By the afternoon of 7 August 7 (at 1 pm), water level at the dam site had risen up to 127.35 metres. At Rajghat, the waters were overflowing the bridge connecting Nisarpur and Badwani towns. Even as this figure was reported, news agencies quoted Bharuch District Administrator suggesting that the water level at dam site may rise up to 129 metres by that time. The activists who returned from Bhitada and Chimalkhedi villages on 9 August described the situation in the submergence villages as horrifying. Noorjibhai Padvi of village Danel told visitors, "the huge mountains that took us hours to climb are all gone under water. It's an awesome, horrifying face of the river that till the dam came was so friendly to us. It is this government that has robbed us of our friendly river and in turn given us this swollen reservoir that has unleashed large-scale devastation." The hills the villagers referred to are part of Vindhya range.

Additionally, all roads leading towards the valley were blocked due to the heavy downpour. Apart from the cutting off the mountain routes, the waters had blocked the entry from Dhadgaon, from Madhya Pradesh or Gujarat to the villages affected by the Sardar Sarovar dam.

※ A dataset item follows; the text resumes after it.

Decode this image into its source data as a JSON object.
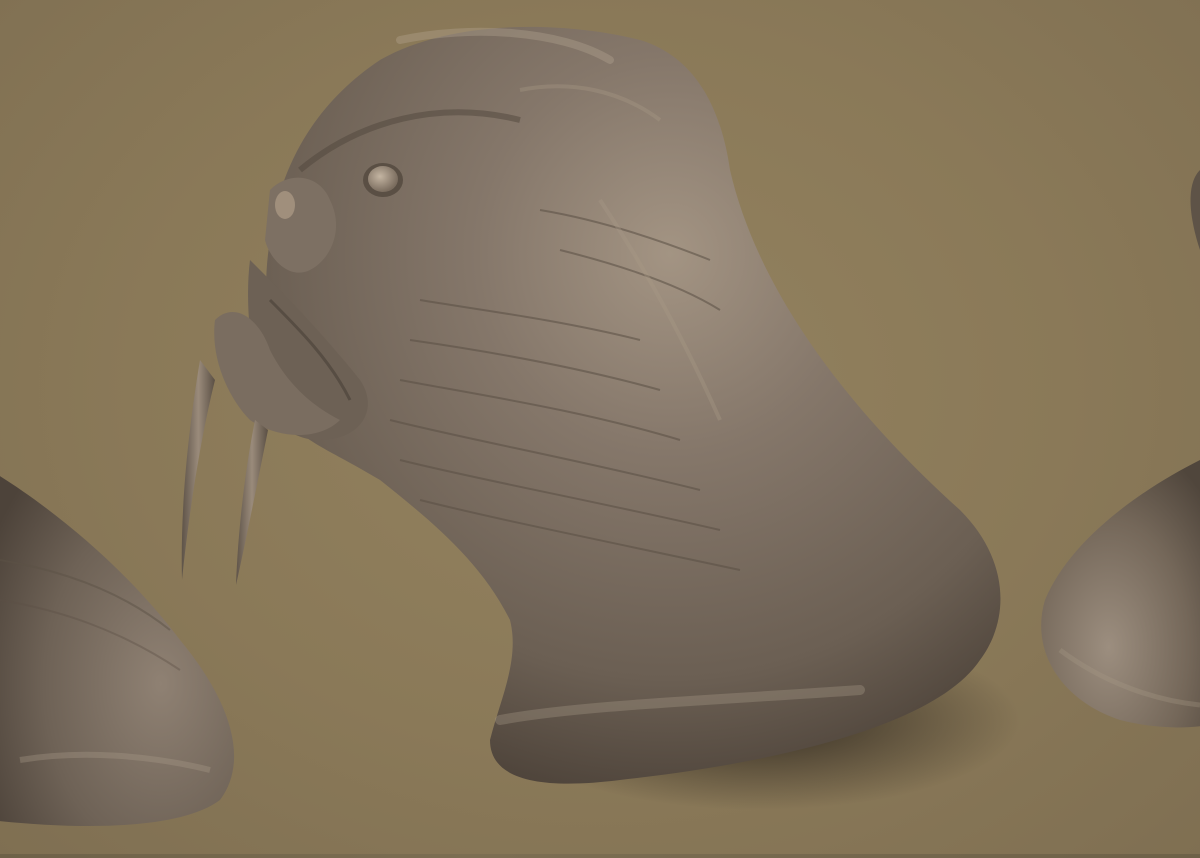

In the rehabilitation sites in Gujarat also, most of the fields of resettlement villages were inundated, destroying crops. In many sites such as Karnet, Thuvavi, etc., water entered the houses. In Maharashtra, waters entered in houses in Vadchhil and Javda and one 'nullah' burst, destroying the houses and sown fields. Keshav Vasave from Maharashtra pointed out that not only the Madhya Pradesh government, but Maharashtra government too failed to provide any decent and legal resettlement to the tribal oustees in the state. "There are no basic services like drinking water, fodder, fuel, cultivable land, protection from rains in these places. We are cheated and live the life of destitutes."

The situation in the Narmada valley remains severely grave. In the absence of proper planning, what we have witnessed is that all the states are committed to thwart the debate and raise the dam height. And with ad hoc administration, they have created devastation in upstream submergence villages as well as downstream villages. Any further increase in the height has to be questioned, since not only have the state governments failed to rehabilitate affected people, they have also wreaked havoc with lives of people upstream and downstream.

Earlier, Supreme Court judges used a report of Prime Minister Manmohan Singh's Shunglu-committee, which does not present the ground level truth. They posted the next hearing in the ongoing case to September. Also, administration and news agencies in Gujarat have been issuing statements regarding situation downstream of the Sardar Sarovar dam, which is equally severe with 8.5 metres overflow registered at the dam site. Several villages and a large part of Bharuch town (downstream) got inundated with floodwaters.

To add insult to injury, the NVDA in Madhya Pradesh issued a press briefing that only spoke on affected people accepting the disbursal of cash compensation and passed it off as if they were getting rehabilitated with alternate land. The Pioneer reported this on 6 August. But that the cash compensation was illegal and that the NVDA was maintaining silence on the situation of adivasi villages affected by submergence, went unreported.

With a very high inflow at another dam – Ukai on the river Tapti – the city of Surat in south Gujarat was also severely affected by floods. Prime Minister Singh did undertake an aerial survey of Surat and south Gujarat. But he chose not to fly over the submerged Narmada valley, look at the large expanse of villages drowning under waters and then try to find on returning, what the Rehabilitation Oversight Group commented on the probability of submergence. Neither did the rising waters also ask the affected people before submerging their lands and homes. But making an oblique reference to the fate of the Narmada Dam oustees at his Independence Day speech, Singh said: "When I see large development projects coming up, while one rejoices at the progress that is being made, one worries for those who are displaced, for those who have lost their land and livelihood."

This will not do. The decisions that have imposed submergence on affected people without properly rehabilitating them must be reversed.